In a rare and candid talk, former AOL Chief Executive Steve Case muses on the reasons the merger with Time Warner failed.
Two days after the fifth anniversary of the deal, a visibly graying Case, former chairman of what was then AOL Time Warner, provided a candid perspective into the factors that prompted the merger and some of the general reasons it failed. The blame could go to the billions of dollars in market value evaporating during the bust, or management's stubbornness in promising more than it could deliver, or doing all the wrong things at the wrong time.
From Case's view, the blame starts with him.
"In retrospect, I probably wasn't the right guy to be the chairman of a company with 90,000 employees," Case said during an event at the Computer History Museum here. "In retrospect, none of us were the right guys."
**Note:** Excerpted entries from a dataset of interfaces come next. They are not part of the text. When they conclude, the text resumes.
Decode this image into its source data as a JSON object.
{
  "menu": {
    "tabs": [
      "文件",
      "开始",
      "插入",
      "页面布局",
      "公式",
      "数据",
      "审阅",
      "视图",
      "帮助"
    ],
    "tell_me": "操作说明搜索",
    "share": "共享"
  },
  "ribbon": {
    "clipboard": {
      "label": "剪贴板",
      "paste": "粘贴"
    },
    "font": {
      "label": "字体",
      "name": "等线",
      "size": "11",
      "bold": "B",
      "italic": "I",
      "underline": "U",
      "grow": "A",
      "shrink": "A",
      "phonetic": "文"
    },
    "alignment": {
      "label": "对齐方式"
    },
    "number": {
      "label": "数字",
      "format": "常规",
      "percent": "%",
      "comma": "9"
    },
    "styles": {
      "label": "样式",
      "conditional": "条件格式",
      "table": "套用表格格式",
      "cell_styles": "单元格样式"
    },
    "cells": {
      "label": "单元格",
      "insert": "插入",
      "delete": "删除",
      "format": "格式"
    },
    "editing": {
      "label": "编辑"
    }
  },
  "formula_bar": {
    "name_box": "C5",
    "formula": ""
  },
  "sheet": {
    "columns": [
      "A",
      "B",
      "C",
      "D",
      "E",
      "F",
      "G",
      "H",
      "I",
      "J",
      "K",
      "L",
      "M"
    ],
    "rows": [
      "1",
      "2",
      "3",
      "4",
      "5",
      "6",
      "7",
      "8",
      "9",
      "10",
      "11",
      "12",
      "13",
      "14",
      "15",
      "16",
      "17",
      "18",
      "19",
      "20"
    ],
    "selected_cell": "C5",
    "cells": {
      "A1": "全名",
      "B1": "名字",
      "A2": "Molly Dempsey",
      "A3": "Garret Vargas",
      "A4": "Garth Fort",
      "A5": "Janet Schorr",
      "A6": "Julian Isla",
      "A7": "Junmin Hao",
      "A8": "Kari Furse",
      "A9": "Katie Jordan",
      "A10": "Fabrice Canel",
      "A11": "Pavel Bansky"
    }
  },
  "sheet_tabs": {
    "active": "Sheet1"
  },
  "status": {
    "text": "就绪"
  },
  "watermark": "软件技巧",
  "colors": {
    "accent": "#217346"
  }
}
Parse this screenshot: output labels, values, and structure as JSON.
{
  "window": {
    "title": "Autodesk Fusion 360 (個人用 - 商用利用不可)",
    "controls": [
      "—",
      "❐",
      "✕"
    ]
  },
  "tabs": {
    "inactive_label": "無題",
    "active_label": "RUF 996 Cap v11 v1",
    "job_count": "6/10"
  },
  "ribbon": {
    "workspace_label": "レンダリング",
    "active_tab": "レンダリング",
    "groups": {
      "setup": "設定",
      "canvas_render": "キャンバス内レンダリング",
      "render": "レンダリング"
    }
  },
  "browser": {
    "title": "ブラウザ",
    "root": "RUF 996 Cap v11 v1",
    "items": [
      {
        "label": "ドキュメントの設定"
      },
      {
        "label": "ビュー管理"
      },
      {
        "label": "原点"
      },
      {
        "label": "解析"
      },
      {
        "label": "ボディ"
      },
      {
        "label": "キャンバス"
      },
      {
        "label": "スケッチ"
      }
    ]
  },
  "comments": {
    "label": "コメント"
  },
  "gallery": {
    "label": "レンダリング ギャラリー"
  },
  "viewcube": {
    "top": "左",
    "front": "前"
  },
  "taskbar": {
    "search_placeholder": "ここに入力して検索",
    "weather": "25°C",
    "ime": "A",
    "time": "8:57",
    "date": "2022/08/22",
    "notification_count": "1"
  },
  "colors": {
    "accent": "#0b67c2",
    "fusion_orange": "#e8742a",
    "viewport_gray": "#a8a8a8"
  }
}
Indeed, for Case and Gerald Levin, then-CEO of Time Warner, the architects of the deal, grand visions of an Internet-charged media behemoth faded into the bland realities of turf wars and cutthroat politics. Case learned Time Warner's notorious culture of fiefdoms the hard way, as multibillion-dollar businesses bristled at the idea of working with their new AOL masters.
Case added that much of the merger's failed vision stemmed from a failure in "timing and execution." When the stock market began to collapse in 2000, the ripple effect did not reach AOL Time Warner (the company has since dropped the "AOL") until late 2001. After an embarrassing retraction of its financial forecast and a toppling stock price, Levin was shown the door, Chief Operating Officer Bob Pittman was ousted, and Case resigned as chairman in January 2003.
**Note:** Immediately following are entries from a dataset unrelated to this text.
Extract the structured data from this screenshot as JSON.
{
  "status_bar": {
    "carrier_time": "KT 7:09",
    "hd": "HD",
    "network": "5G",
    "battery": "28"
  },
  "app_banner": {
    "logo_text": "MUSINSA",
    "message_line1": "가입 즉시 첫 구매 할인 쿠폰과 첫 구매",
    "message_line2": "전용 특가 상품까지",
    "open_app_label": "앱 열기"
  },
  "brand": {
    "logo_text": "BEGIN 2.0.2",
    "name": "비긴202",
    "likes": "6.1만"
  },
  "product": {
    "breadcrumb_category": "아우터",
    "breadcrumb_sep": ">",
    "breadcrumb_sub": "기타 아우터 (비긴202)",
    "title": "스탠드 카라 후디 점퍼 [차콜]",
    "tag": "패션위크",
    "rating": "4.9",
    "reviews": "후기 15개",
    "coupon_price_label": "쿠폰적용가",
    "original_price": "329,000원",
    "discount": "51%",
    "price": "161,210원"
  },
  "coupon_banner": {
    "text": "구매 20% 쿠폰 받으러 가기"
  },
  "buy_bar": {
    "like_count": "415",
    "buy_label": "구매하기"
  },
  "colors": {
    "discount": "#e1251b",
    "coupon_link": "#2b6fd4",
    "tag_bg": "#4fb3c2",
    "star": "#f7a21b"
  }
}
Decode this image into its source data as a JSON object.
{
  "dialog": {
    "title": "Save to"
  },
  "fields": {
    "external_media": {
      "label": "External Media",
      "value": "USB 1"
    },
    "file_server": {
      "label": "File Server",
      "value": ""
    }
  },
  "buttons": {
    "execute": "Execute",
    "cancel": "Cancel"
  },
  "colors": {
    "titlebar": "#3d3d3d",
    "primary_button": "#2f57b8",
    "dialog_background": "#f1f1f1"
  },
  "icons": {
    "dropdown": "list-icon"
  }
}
Still, Case's reasoning for the deal made sense: AOL needed Time Warner for its cable division.
While AOL was the undisputed champion of dial-up Internet access when the deal was inked in 2000, the greater threat posed by broadband loomed in the distance. Cable companies and local phone giants were the main purveyors of high-speed Internet access, leaving outside players such as AOL unable to upgrade their customers while keeping their access business profitable.
Now in 2005, AOL has watched its dial-up subscriber base plummet by nearly 4 million since 2002. Most of these customers left for broadband services provided by their cable or phone company, and Time Warner Cable decided to stick with its own Road Runner ISP rather than market AOL.
Time Warner "provided an unparalleled array of assets for AOL to transition to broadband," he said.
Out of the spotlight for two years and counting, Case has set his sights on other pastures. While still a member of Time Warner's board of directors, Case said he's turning his back on tech and the Internet for now, and focusing on new ventures. He's interested in health care, especially preventative medicine and wellness, and is dabbling in real estate. He's working on philanthropic issues and spending a lot of time in Hawaii, where he grew up.
Case wants to continue investing his time and money in "disruptive" businesses, but he remained mum on his plans.
"I don't particularly miss it," he said about the technology business. "I feel like I've been there, done that, and I'm interested in new things."